**INSTRUCTIONS TO FOLLOW**
Go through the entries, filter for the word "Somu", and copy every line that has it.

**RECORDS PROVIDED**

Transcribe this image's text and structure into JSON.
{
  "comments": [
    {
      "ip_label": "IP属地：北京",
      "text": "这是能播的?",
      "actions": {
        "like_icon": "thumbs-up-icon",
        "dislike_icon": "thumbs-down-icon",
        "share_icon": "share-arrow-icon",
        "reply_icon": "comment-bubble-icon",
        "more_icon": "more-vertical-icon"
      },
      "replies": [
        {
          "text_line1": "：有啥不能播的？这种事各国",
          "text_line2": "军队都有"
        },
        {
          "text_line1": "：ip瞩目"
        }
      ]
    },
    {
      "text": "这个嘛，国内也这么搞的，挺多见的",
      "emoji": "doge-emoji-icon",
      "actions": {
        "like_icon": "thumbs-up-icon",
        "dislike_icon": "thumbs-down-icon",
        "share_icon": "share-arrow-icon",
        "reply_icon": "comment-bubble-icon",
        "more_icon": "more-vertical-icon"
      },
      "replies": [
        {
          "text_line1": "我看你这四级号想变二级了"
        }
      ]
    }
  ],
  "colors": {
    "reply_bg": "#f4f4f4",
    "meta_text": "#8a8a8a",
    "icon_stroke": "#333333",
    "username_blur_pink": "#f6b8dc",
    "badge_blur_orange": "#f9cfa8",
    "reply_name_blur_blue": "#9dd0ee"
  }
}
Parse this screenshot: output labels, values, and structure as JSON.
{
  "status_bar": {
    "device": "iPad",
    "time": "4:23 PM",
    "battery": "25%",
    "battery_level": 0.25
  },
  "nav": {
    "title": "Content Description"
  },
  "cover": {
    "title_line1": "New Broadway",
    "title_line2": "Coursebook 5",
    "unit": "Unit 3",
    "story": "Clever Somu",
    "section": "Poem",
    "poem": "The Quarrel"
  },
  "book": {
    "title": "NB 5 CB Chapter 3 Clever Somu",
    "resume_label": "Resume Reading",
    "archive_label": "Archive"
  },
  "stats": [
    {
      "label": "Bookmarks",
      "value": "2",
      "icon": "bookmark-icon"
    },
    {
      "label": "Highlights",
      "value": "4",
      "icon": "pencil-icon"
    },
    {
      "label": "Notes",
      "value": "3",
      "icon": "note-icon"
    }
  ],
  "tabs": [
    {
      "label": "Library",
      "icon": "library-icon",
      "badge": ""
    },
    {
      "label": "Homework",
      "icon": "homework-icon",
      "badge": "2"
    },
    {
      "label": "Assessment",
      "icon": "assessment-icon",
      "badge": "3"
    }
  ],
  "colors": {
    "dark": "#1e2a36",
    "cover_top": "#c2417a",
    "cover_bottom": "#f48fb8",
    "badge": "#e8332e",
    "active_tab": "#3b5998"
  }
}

**FINAL ANSWER**
    "story": "Clever Somu",
    "title": "NB 5 CB Chapter 3 Clever Somu",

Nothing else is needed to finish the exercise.